It's very true that there are Muslims in countries we have invaded who have an tendency towards violence. The Afghan army and the Iraqi army display just this tendency and it is not only acceptable but something that Americans and Europeans are actively promoting. It's true that the poor and uneducated are prone to religious conservatism. I would suggest that it would be more useful to pursue policies which would help to raise the per capita income of Pakistanis from $2,400 closer to the $35,000 of the UK. As to tribal practices, such as honour killing and female genital mutilation, these should be opposed whatever the religion of those concerned, obviously.

Mon, 24 Jan 2011 00:44:13 UTC | #583216

scotsman2010's Avatar Comment 30 by scotsman2010

Comment 25 by david2 :

If society X has a genuine and deep attachment to certain values (e.g. secularism, freedom of speech and conscience, legal equality, one law for all) it must of necessity follow that it will combat any ideology, religion, metaphysic, which rejects these professed axioms. It would do this in a spirit of affirmation and not negation, and would do so without the slightest apology.

I agree that's not happening as it should.

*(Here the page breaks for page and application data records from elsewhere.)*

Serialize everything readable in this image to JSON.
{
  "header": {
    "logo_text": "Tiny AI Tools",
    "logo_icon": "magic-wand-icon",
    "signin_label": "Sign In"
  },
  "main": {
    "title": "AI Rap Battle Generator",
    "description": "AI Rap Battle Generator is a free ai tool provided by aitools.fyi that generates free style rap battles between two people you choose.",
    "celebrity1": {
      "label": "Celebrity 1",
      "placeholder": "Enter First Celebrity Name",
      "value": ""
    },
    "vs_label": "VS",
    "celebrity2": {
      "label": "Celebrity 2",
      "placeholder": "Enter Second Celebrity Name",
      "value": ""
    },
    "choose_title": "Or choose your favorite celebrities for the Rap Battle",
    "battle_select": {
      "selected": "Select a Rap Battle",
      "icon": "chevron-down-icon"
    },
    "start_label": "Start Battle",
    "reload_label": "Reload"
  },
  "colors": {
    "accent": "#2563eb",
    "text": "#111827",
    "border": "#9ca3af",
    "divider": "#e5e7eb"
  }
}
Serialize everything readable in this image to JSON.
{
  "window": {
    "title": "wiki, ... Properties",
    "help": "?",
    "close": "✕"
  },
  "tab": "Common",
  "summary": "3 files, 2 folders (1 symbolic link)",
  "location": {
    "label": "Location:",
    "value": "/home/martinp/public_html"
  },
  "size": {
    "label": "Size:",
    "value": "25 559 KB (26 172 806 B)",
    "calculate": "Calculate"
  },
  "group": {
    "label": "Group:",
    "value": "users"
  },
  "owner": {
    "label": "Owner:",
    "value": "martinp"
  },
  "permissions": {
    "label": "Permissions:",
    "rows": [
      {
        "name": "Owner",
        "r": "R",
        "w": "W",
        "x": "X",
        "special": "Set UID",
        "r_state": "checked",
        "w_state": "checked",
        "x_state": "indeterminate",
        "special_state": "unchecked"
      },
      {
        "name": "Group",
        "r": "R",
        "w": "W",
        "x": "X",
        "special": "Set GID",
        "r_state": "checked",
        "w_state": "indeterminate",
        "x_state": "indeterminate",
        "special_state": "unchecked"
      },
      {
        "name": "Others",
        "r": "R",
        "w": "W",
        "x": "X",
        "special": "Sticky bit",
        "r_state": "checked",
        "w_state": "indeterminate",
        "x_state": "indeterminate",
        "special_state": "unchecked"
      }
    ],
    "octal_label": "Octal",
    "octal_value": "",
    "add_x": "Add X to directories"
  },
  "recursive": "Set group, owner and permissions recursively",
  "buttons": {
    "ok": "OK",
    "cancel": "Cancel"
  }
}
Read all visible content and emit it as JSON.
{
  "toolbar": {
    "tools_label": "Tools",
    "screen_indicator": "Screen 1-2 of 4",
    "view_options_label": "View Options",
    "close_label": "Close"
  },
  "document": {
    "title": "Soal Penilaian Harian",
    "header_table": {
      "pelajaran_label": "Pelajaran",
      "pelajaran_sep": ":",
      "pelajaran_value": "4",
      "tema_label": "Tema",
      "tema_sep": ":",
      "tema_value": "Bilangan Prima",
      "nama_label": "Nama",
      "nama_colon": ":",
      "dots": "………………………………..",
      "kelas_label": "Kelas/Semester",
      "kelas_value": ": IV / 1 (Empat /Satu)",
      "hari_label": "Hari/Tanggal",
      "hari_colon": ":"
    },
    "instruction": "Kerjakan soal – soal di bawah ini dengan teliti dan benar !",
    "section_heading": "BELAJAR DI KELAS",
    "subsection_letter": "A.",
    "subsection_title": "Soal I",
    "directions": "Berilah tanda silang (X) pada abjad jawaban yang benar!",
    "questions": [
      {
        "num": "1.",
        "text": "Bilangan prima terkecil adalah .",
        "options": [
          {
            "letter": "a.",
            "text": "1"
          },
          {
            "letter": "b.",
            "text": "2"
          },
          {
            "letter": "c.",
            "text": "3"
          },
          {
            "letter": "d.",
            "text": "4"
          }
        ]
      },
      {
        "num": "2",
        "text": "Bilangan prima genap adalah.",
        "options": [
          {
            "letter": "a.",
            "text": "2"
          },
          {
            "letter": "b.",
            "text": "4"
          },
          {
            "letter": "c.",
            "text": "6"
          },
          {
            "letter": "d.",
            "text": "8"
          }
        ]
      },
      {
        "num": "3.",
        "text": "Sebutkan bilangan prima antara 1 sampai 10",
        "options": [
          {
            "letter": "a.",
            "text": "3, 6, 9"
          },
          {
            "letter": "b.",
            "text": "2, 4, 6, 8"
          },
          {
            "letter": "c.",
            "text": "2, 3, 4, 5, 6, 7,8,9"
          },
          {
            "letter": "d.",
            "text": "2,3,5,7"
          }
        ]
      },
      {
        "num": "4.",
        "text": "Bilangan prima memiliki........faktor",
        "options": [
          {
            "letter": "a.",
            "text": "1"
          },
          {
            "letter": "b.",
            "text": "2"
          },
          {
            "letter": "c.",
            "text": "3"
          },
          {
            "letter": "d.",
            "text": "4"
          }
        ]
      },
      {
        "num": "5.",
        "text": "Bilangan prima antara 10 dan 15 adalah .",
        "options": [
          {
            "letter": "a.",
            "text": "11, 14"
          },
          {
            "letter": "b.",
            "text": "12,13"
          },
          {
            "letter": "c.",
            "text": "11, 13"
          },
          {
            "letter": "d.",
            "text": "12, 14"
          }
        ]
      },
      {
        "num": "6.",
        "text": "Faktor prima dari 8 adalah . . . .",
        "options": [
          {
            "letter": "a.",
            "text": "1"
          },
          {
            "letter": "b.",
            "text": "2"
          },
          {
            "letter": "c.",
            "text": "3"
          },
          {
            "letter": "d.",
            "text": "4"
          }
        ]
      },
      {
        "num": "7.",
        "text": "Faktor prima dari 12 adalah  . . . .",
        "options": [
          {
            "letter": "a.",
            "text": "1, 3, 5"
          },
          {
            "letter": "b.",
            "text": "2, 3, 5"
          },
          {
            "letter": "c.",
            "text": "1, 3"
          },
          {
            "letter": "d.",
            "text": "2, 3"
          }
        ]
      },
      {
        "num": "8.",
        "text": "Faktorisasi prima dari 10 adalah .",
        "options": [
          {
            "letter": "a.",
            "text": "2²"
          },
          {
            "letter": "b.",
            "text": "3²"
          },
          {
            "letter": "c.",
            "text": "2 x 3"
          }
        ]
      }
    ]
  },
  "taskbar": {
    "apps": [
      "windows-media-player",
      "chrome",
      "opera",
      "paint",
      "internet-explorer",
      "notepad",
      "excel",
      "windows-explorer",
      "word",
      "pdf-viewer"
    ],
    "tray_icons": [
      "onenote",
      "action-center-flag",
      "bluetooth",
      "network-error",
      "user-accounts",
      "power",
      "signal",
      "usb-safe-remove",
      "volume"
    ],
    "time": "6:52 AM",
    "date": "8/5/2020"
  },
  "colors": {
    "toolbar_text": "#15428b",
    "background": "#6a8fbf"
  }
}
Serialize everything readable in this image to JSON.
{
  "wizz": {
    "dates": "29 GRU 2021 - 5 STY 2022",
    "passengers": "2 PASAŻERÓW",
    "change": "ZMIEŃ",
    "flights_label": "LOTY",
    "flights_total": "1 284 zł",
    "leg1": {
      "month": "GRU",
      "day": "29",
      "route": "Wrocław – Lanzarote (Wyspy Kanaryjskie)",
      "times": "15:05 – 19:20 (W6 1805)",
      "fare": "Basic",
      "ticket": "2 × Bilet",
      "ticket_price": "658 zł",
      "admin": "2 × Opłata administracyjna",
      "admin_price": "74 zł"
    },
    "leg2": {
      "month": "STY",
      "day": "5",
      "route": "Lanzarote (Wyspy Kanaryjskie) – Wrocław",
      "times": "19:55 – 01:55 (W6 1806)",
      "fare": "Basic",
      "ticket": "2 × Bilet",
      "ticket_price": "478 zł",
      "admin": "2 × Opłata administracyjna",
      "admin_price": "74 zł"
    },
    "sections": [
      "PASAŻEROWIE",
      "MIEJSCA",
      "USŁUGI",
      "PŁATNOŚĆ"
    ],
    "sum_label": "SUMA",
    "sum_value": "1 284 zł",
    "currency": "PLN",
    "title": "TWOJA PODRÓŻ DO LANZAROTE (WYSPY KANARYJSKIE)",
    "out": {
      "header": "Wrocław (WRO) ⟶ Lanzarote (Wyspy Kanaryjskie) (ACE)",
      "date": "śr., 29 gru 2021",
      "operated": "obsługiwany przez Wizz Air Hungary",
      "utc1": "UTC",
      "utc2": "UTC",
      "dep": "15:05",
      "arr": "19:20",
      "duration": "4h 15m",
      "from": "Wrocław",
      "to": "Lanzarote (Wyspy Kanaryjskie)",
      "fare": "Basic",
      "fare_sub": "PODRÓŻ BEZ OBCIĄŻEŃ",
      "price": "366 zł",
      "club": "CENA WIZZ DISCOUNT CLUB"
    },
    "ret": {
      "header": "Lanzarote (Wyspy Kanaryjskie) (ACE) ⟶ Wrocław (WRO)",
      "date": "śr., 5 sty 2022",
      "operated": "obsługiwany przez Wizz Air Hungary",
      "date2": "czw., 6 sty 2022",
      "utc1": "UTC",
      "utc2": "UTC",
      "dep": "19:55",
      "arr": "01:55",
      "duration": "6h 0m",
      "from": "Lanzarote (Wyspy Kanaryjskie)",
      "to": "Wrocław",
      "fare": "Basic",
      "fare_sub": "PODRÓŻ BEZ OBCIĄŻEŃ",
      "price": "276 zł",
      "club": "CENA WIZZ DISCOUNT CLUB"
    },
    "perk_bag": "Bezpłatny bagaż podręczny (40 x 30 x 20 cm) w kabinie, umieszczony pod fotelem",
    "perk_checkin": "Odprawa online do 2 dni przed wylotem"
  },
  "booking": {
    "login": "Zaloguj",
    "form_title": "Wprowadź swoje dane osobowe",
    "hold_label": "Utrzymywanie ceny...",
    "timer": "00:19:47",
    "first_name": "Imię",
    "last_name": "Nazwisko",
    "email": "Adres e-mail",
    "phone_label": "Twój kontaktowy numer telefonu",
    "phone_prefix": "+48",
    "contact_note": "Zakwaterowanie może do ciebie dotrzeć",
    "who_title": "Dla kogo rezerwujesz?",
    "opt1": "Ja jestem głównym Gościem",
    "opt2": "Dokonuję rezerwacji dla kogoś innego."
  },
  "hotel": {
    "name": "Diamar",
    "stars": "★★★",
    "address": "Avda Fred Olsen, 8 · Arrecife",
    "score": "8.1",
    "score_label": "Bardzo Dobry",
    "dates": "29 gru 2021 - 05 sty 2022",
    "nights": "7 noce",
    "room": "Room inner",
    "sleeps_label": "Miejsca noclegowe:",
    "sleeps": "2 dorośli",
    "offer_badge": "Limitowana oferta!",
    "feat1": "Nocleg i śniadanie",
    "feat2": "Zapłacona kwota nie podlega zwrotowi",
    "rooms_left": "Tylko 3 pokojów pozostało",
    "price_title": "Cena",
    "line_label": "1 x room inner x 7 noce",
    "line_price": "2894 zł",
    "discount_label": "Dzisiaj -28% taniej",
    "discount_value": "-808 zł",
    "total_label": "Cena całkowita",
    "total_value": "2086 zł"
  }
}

These values sound good to me and I would like to see them protected and not compromised.

Maybe it's the cultural respect agenda - that we must respect differing ideologies and values, no matter how distasteful, because they are "part of a culture".

Mon, 24 Jan 2011 00:46:20 UTC | #583217